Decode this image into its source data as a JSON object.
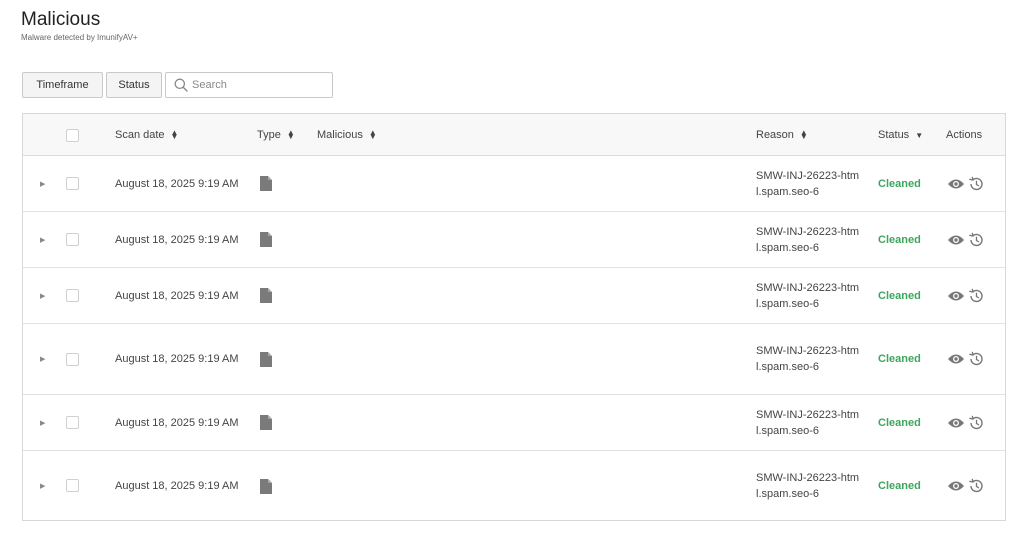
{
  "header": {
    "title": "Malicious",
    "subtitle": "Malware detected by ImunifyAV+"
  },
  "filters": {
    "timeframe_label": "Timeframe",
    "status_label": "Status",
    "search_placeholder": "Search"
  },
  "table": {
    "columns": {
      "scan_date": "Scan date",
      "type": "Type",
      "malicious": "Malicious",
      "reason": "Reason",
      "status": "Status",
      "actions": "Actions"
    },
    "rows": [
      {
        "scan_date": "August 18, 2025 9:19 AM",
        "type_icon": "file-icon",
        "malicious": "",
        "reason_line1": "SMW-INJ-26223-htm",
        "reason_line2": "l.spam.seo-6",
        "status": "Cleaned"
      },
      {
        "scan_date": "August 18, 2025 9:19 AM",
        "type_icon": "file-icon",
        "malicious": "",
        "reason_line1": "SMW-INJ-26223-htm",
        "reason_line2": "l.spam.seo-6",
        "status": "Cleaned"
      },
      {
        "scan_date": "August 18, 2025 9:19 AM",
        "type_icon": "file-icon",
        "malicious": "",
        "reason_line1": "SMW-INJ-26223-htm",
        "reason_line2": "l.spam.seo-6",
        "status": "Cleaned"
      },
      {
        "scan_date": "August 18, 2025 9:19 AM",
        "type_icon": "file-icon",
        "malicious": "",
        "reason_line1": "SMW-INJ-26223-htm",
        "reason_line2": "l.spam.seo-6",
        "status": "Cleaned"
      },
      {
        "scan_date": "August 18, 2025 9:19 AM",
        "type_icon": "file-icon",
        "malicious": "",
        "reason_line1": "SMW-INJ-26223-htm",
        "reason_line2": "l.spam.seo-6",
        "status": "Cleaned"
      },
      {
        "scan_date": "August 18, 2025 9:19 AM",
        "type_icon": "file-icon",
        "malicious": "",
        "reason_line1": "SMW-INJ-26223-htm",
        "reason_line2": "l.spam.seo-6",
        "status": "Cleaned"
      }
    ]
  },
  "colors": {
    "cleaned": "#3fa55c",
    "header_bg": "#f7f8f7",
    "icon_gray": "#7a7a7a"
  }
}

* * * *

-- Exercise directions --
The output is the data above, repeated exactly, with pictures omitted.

-- Exercise answer --
Decode this image into its source data as a JSON object.
{
  "header": {
    "title": "Malicious",
    "subtitle": "Malware detected by ImunifyAV+"
  },
  "filters": {
    "timeframe_label": "Timeframe",
    "status_label": "Status",
    "search_placeholder": "Search"
  },
  "table": {
    "columns": {
      "scan_date": "Scan date",
      "type": "Type",
      "malicious": "Malicious",
      "reason": "Reason",
      "status": "Status",
      "actions": "Actions"
    },
    "rows": [
      {
        "scan_date": "August 18, 2025 9:19 AM",
        "type_icon": "file-icon",
        "malicious": "",
        "reason_line1": "SMW-INJ-26223-htm",
        "reason_line2": "l.spam.seo-6",
        "status": "Cleaned"
      },
      {
        "scan_date": "August 18, 2025 9:19 AM",
        "type_icon": "file-icon",
        "malicious": "",
        "reason_line1": "SMW-INJ-26223-htm",
        "reason_line2": "l.spam.seo-6",
        "status": "Cleaned"
      },
      {
        "scan_date": "August 18, 2025 9:19 AM",
        "type_icon": "file-icon",
        "malicious": "",
        "reason_line1": "SMW-INJ-26223-htm",
        "reason_line2": "l.spam.seo-6",
        "status": "Cleaned"
      },
      {
        "scan_date": "August 18, 2025 9:19 AM",
        "type_icon": "file-icon",
        "malicious": "",
        "reason_line1": "SMW-INJ-26223-htm",
        "reason_line2": "l.spam.seo-6",
        "status": "Cleaned"
      },
      {
        "scan_date": "August 18, 2025 9:19 AM",
        "type_icon": "file-icon",
        "malicious": "",
        "reason_line1": "SMW-INJ-26223-htm",
        "reason_line2": "l.spam.seo-6",
        "status": "Cleaned"
      },
      {
        "scan_date": "August 18, 2025 9:19 AM",
        "type_icon": "file-icon",
        "malicious": "",
        "reason_line1": "SMW-INJ-26223-htm",
        "reason_line2": "l.spam.seo-6",
        "status": "Cleaned"
      }
    ]
  },
  "colors": {
    "cleaned": "#3fa55c",
    "header_bg": "#f7f8f7",
    "icon_gray": "#7a7a7a"
  }
}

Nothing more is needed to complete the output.